John Taylor Hospice is the oldest non-denominational hospice in the UK and has been providing care in the heart of our city for more than a century.
We opened in 1910 and are named after Professor John Taylor, an eminent gynaecologist who worked at the Birmingham and Midland Hospital for Women.
The hospice was funded by the people of Birmingham inspired by Dr Mary Darby Sturge, a consultant anaesthetist at the same hospital and a local GP. Dr Darby Sturge formed a group of influential local people and volunteers to raise the money and the Taylor Memorial Home was founded on Park Road in Sparkbrook, initially caring solely for women.

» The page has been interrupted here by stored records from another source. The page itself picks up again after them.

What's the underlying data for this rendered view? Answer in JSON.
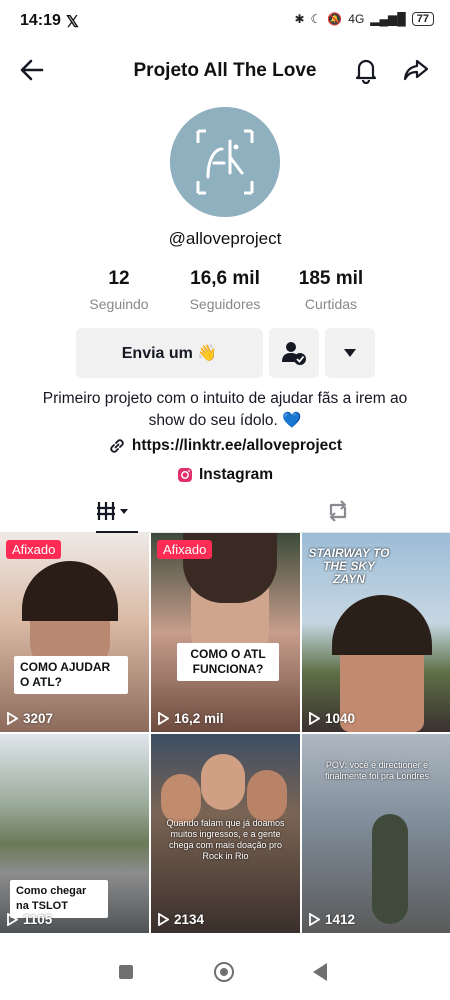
{
  "status_bar": {
    "time": "14:19",
    "x_glyph": "𝕏",
    "signal": "4G",
    "battery": "77"
  },
  "header": {
    "title": "Projeto All The Love"
  },
  "profile": {
    "handle": "@alloveproject",
    "stats": [
      {
        "value": "12",
        "label": "Seguindo"
      },
      {
        "value": "16,6 mil",
        "label": "Seguidores"
      },
      {
        "value": "185 mil",
        "label": "Curtidas"
      }
    ],
    "message_button": "Envia um 👋",
    "bio": "Primeiro projeto com o intuito de ajudar fãs a irem ao show do seu ídolo. 💙",
    "link": "https://linktr.ee/alloveproject",
    "instagram": "Instagram"
  },
  "videos": [
    {
      "pinned": "Afixado",
      "caption": "COMO AJUDAR O ATL?",
      "views": "3207",
      "bg": "#d9b9a4"
    },
    {
      "pinned": "Afixado",
      "caption": "COMO O ATL FUNCIONA?",
      "views": "16,2 mil",
      "bg": "#c79d8c"
    },
    {
      "overlay": "STAIRWAY TO THE SKY ZAYN",
      "views": "1040",
      "bg": "#9cbcd6"
    },
    {
      "caption": "Como chegar na TSLOT",
      "views": "1105",
      "bg": "#7e8a7c"
    },
    {
      "overlay": "Quando falam que já doamos muitos ingressos, e a gente chega com mais doação pro Rock in Rio",
      "views": "2134",
      "bg": "#5a5146"
    },
    {
      "overlay": "POV: você é directioner e finalmente foi pra Londres",
      "views": "1412",
      "bg": "#7f8c99"
    }
  ]
}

In 1946/7 our founders raised enough money to buy The Grange at 76 Grange Road in Erdington and £10,000 to refurbish it. We moved to The Grange, the former home of East Birmingham MP and famed photographer Sir Benjamin Stone, in 1948.

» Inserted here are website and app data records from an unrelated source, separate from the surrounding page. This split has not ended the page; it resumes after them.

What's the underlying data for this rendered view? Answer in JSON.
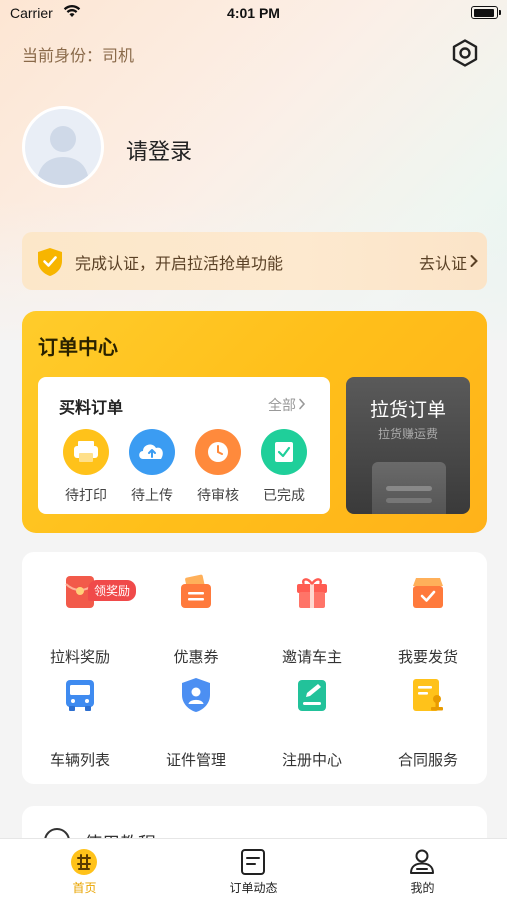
{
  "status_bar": {
    "carrier": "Carrier",
    "time": "4:01 PM"
  },
  "header": {
    "identity": "当前身份：司机",
    "settings_icon": "gear-icon"
  },
  "profile": {
    "login": "请登录",
    "avatar_icon": "default-avatar-icon"
  },
  "auth_banner": {
    "text": "完成认证，开启拉活抢单功能",
    "action": "去认证",
    "accent": "#f7b500"
  },
  "order_center": {
    "title": "订单中心",
    "purchase": {
      "title": "买料订单",
      "all": "全部",
      "items": [
        {
          "label": "待打印",
          "icon": "printer-icon",
          "color": "#ffc21a"
        },
        {
          "label": "待上传",
          "icon": "upload-cloud-icon",
          "color": "#3b9cf2"
        },
        {
          "label": "待审核",
          "icon": "clock-icon",
          "color": "#ff8a3c"
        },
        {
          "label": "已完成",
          "icon": "check-icon",
          "color": "#1fcf9a"
        }
      ]
    },
    "haul": {
      "title": "拉货订单",
      "subtitle": "拉货赚运费"
    }
  },
  "services": {
    "items": [
      {
        "label": "拉料奖励",
        "icon": "red-envelope-icon",
        "badge": "领奖励"
      },
      {
        "label": "优惠券",
        "icon": "coupon-wallet-icon"
      },
      {
        "label": "邀请车主",
        "icon": "gift-icon"
      },
      {
        "label": "我要发货",
        "icon": "shipping-box-icon"
      },
      {
        "label": "车辆列表",
        "icon": "bus-icon"
      },
      {
        "label": "证件管理",
        "icon": "id-card-icon"
      },
      {
        "label": "注册中心",
        "icon": "edit-document-icon"
      },
      {
        "label": "合同服务",
        "icon": "contract-stamp-icon"
      }
    ]
  },
  "tutorial": {
    "text": "使用教程"
  },
  "tabbar": {
    "items": [
      {
        "label": "首页",
        "icon": "home-logo-icon",
        "active": true
      },
      {
        "label": "订单动态",
        "icon": "order-list-icon",
        "active": false
      },
      {
        "label": "我的",
        "icon": "user-icon",
        "active": false
      }
    ]
  }
}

The hospice was gifted to the NHS in 1948 and in the 1970s it began treating people in their own homes and was treating men as well as women.
We changed our name to John Taylor Hospice because what we know now as ‘the hospice movement’ started in the 1970s.

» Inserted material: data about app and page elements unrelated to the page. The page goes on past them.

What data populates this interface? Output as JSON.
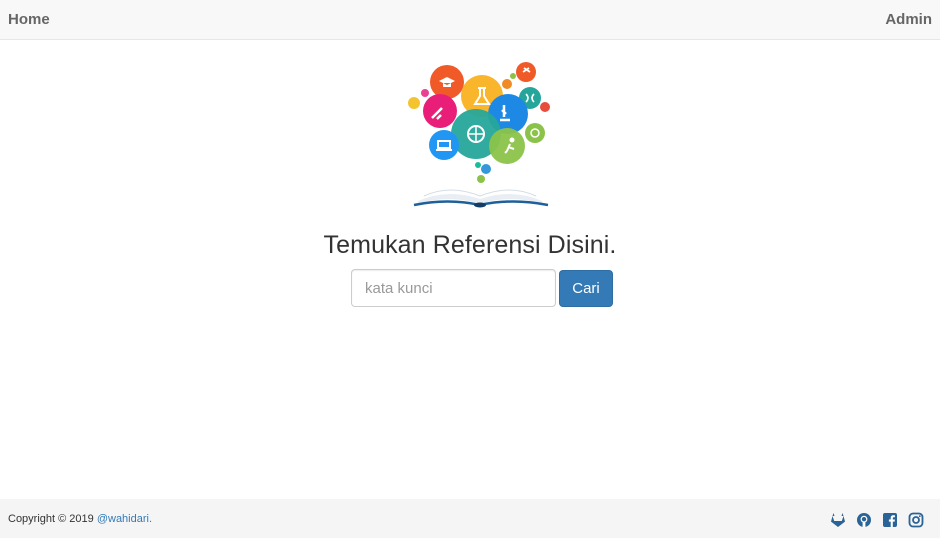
{
  "navbar": {
    "home_label": "Home",
    "admin_label": "Admin"
  },
  "hero": {
    "logo_icon": "book-science-logo-icon",
    "headline": "Temukan Referensi Disini.",
    "search": {
      "placeholder": "kata kunci",
      "value": "",
      "button_label": "Cari"
    }
  },
  "footer": {
    "copyright_text": "Copyright © 2019",
    "author_link": "@wahidari.",
    "social_icons": [
      "gitlab-icon",
      "github-icon",
      "facebook-icon",
      "instagram-icon"
    ]
  },
  "colors": {
    "primary_button": "#337ab7",
    "link": "#337ab7",
    "navbar_bg": "#f8f8f8",
    "footer_bg": "#f5f5f5",
    "social_icon": "#2a6496"
  }
}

In 2011 the staff at John Taylor Hospice voted to take the hospice out of the NHS. Initially this was as a community interest company with a charity attached and on 1 April 2018 the hospice brought all of its business into the charity.